* What is being asked *
Return each of the entries below precisely, with no pictures in the result.

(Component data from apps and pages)
----------
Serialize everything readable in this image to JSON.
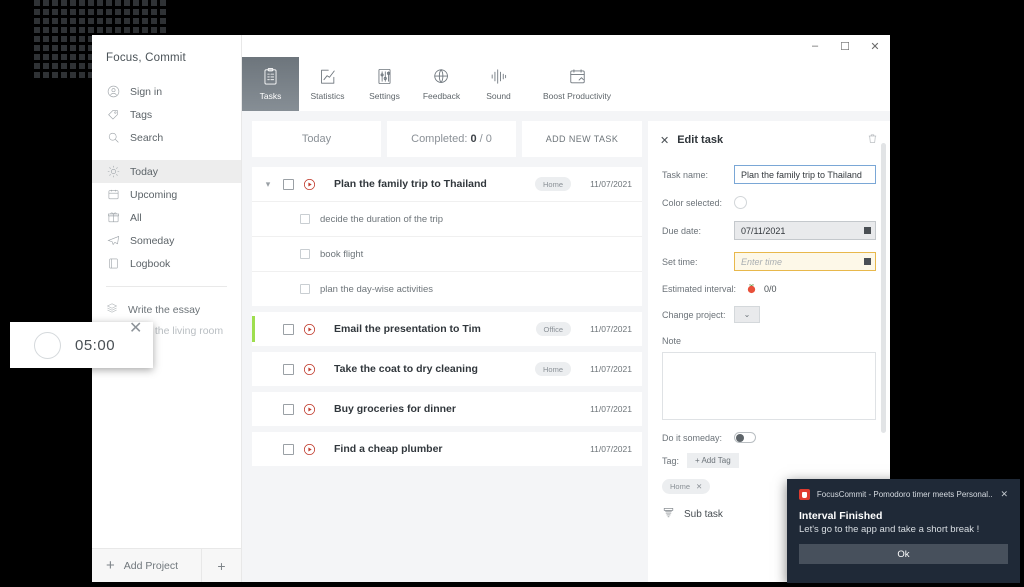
{
  "window": {
    "controls": {
      "minimize": "–",
      "maximize": "☐",
      "close": "✕"
    }
  },
  "sidebar": {
    "brand": "Focus, Commit",
    "top_items": [
      {
        "label": "Sign in",
        "icon": "user-icon"
      },
      {
        "label": "Tags",
        "icon": "tag-icon"
      },
      {
        "label": "Search",
        "icon": "search-icon"
      }
    ],
    "nav_items": [
      {
        "label": "Today",
        "icon": "sun-icon",
        "active": true
      },
      {
        "label": "Upcoming",
        "icon": "calendar-icon",
        "active": false
      },
      {
        "label": "All",
        "icon": "box-icon",
        "active": false
      },
      {
        "label": "Someday",
        "icon": "paper-plane-icon",
        "active": false
      },
      {
        "label": "Logbook",
        "icon": "book-icon",
        "active": false
      }
    ],
    "projects": [
      {
        "label": "Write the essay",
        "icon": "layers-icon"
      },
      {
        "label": "Paint the living room",
        "icon": "layers-icon"
      }
    ],
    "footer": {
      "add_project": "Add Project",
      "plus": "+",
      "add_more": "+"
    }
  },
  "ribbon": {
    "tabs": [
      {
        "label": "Tasks",
        "icon": "clipboard-icon",
        "active": true
      },
      {
        "label": "Statistics",
        "icon": "chart-check-icon",
        "active": false
      },
      {
        "label": "Settings",
        "icon": "sliders-icon",
        "active": false
      },
      {
        "label": "Feedback",
        "icon": "globe-icon",
        "active": false
      },
      {
        "label": "Sound",
        "icon": "waveform-icon",
        "active": false
      },
      {
        "label": "Boost Productivity",
        "icon": "calendar-plus-icon",
        "active": false
      }
    ]
  },
  "list_header": {
    "today": "Today",
    "completed_label": "Completed:",
    "completed_done": "0",
    "completed_total": "/ 0",
    "add_new_task": "ADD NEW TASK"
  },
  "tasks": [
    {
      "title": "Plan the family trip to Thailand",
      "tag": "Home",
      "date": "11/07/2021",
      "expanded": true,
      "accent": false,
      "subtasks": [
        "decide the duration of the trip",
        "book flight",
        "plan the day-wise activities"
      ]
    },
    {
      "title": "Email the presentation to Tim",
      "tag": "Office",
      "date": "11/07/2021",
      "expanded": false,
      "accent": true,
      "subtasks": []
    },
    {
      "title": "Take the coat to dry cleaning",
      "tag": "Home",
      "date": "11/07/2021",
      "expanded": false,
      "accent": false,
      "subtasks": []
    },
    {
      "title": "Buy groceries for dinner",
      "tag": "",
      "date": "11/07/2021",
      "expanded": false,
      "accent": false,
      "subtasks": []
    },
    {
      "title": "Find a cheap plumber",
      "tag": "",
      "date": "11/07/2021",
      "expanded": false,
      "accent": false,
      "subtasks": []
    }
  ],
  "edit_panel": {
    "title": "Edit task",
    "close": "✕",
    "task_name_label": "Task name:",
    "task_name_value": "Plan the family trip to Thailand",
    "color_label": "Color selected:",
    "due_date_label": "Due date:",
    "due_date_value": "07/11/2021",
    "set_time_label": "Set time:",
    "set_time_placeholder": "Enter time",
    "set_time_value": "",
    "estimated_interval_label": "Estimated interval:",
    "estimated_interval_value": "0/0",
    "change_project_label": "Change project:",
    "change_project_value": "⌄",
    "note_label": "Note",
    "note_value": "",
    "someday_label": "Do it someday:",
    "someday_on": false,
    "tag_label": "Tag:",
    "add_tag": "+ Add Tag",
    "chips": [
      {
        "label": "Home",
        "remove": "✕"
      }
    ],
    "sub_task": "Sub task"
  },
  "timer": {
    "time": "05:00",
    "close": "✕"
  },
  "toast": {
    "app_name": "FocusCommit - Pomodoro timer meets Personal...",
    "close": "✕",
    "title": "Interval Finished",
    "body": "Let's go to the app and take a short break !",
    "ok": "Ok"
  },
  "colors": {
    "accent_green": "#9ede4e",
    "tomato_red": "#e8503a",
    "toast_bg": "#1f2937",
    "active_tab": "#7a828a"
  }
}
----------
* Output *
Serialize everything readable in this image to JSON.
{
  "window": {
    "controls": {
      "minimize": "–",
      "maximize": "☐",
      "close": "✕"
    }
  },
  "sidebar": {
    "brand": "Focus, Commit",
    "top_items": [
      {
        "label": "Sign in",
        "icon": "user-icon"
      },
      {
        "label": "Tags",
        "icon": "tag-icon"
      },
      {
        "label": "Search",
        "icon": "search-icon"
      }
    ],
    "nav_items": [
      {
        "label": "Today",
        "icon": "sun-icon",
        "active": true
      },
      {
        "label": "Upcoming",
        "icon": "calendar-icon",
        "active": false
      },
      {
        "label": "All",
        "icon": "box-icon",
        "active": false
      },
      {
        "label": "Someday",
        "icon": "paper-plane-icon",
        "active": false
      },
      {
        "label": "Logbook",
        "icon": "book-icon",
        "active": false
      }
    ],
    "projects": [
      {
        "label": "Write the essay",
        "icon": "layers-icon"
      },
      {
        "label": "Paint the living room",
        "icon": "layers-icon"
      }
    ],
    "footer": {
      "add_project": "Add Project",
      "plus": "+",
      "add_more": "+"
    }
  },
  "ribbon": {
    "tabs": [
      {
        "label": "Tasks",
        "icon": "clipboard-icon",
        "active": true
      },
      {
        "label": "Statistics",
        "icon": "chart-check-icon",
        "active": false
      },
      {
        "label": "Settings",
        "icon": "sliders-icon",
        "active": false
      },
      {
        "label": "Feedback",
        "icon": "globe-icon",
        "active": false
      },
      {
        "label": "Sound",
        "icon": "waveform-icon",
        "active": false
      },
      {
        "label": "Boost Productivity",
        "icon": "calendar-plus-icon",
        "active": false
      }
    ]
  },
  "list_header": {
    "today": "Today",
    "completed_label": "Completed:",
    "completed_done": "0",
    "completed_total": "/ 0",
    "add_new_task": "ADD NEW TASK"
  },
  "tasks": [
    {
      "title": "Plan the family trip to Thailand",
      "tag": "Home",
      "date": "11/07/2021",
      "expanded": true,
      "accent": false,
      "subtasks": [
        "decide the duration of the trip",
        "book flight",
        "plan the day-wise activities"
      ]
    },
    {
      "title": "Email the presentation to Tim",
      "tag": "Office",
      "date": "11/07/2021",
      "expanded": false,
      "accent": true,
      "subtasks": []
    },
    {
      "title": "Take the coat to dry cleaning",
      "tag": "Home",
      "date": "11/07/2021",
      "expanded": false,
      "accent": false,
      "subtasks": []
    },
    {
      "title": "Buy groceries for dinner",
      "tag": "",
      "date": "11/07/2021",
      "expanded": false,
      "accent": false,
      "subtasks": []
    },
    {
      "title": "Find a cheap plumber",
      "tag": "",
      "date": "11/07/2021",
      "expanded": false,
      "accent": false,
      "subtasks": []
    }
  ],
  "edit_panel": {
    "title": "Edit task",
    "close": "✕",
    "task_name_label": "Task name:",
    "task_name_value": "Plan the family trip to Thailand",
    "color_label": "Color selected:",
    "due_date_label": "Due date:",
    "due_date_value": "07/11/2021",
    "set_time_label": "Set time:",
    "set_time_placeholder": "Enter time",
    "set_time_value": "",
    "estimated_interval_label": "Estimated interval:",
    "estimated_interval_value": "0/0",
    "change_project_label": "Change project:",
    "change_project_value": "⌄",
    "note_label": "Note",
    "note_value": "",
    "someday_label": "Do it someday:",
    "someday_on": false,
    "tag_label": "Tag:",
    "add_tag": "+ Add Tag",
    "chips": [
      {
        "label": "Home",
        "remove": "✕"
      }
    ],
    "sub_task": "Sub task"
  },
  "timer": {
    "time": "05:00",
    "close": "✕"
  },
  "toast": {
    "app_name": "FocusCommit - Pomodoro timer meets Personal...",
    "close": "✕",
    "title": "Interval Finished",
    "body": "Let's go to the app and take a short break !",
    "ok": "Ok"
  },
  "colors": {
    "accent_green": "#9ede4e",
    "tomato_red": "#e8503a",
    "toast_bg": "#1f2937",
    "active_tab": "#7a828a"
  }
}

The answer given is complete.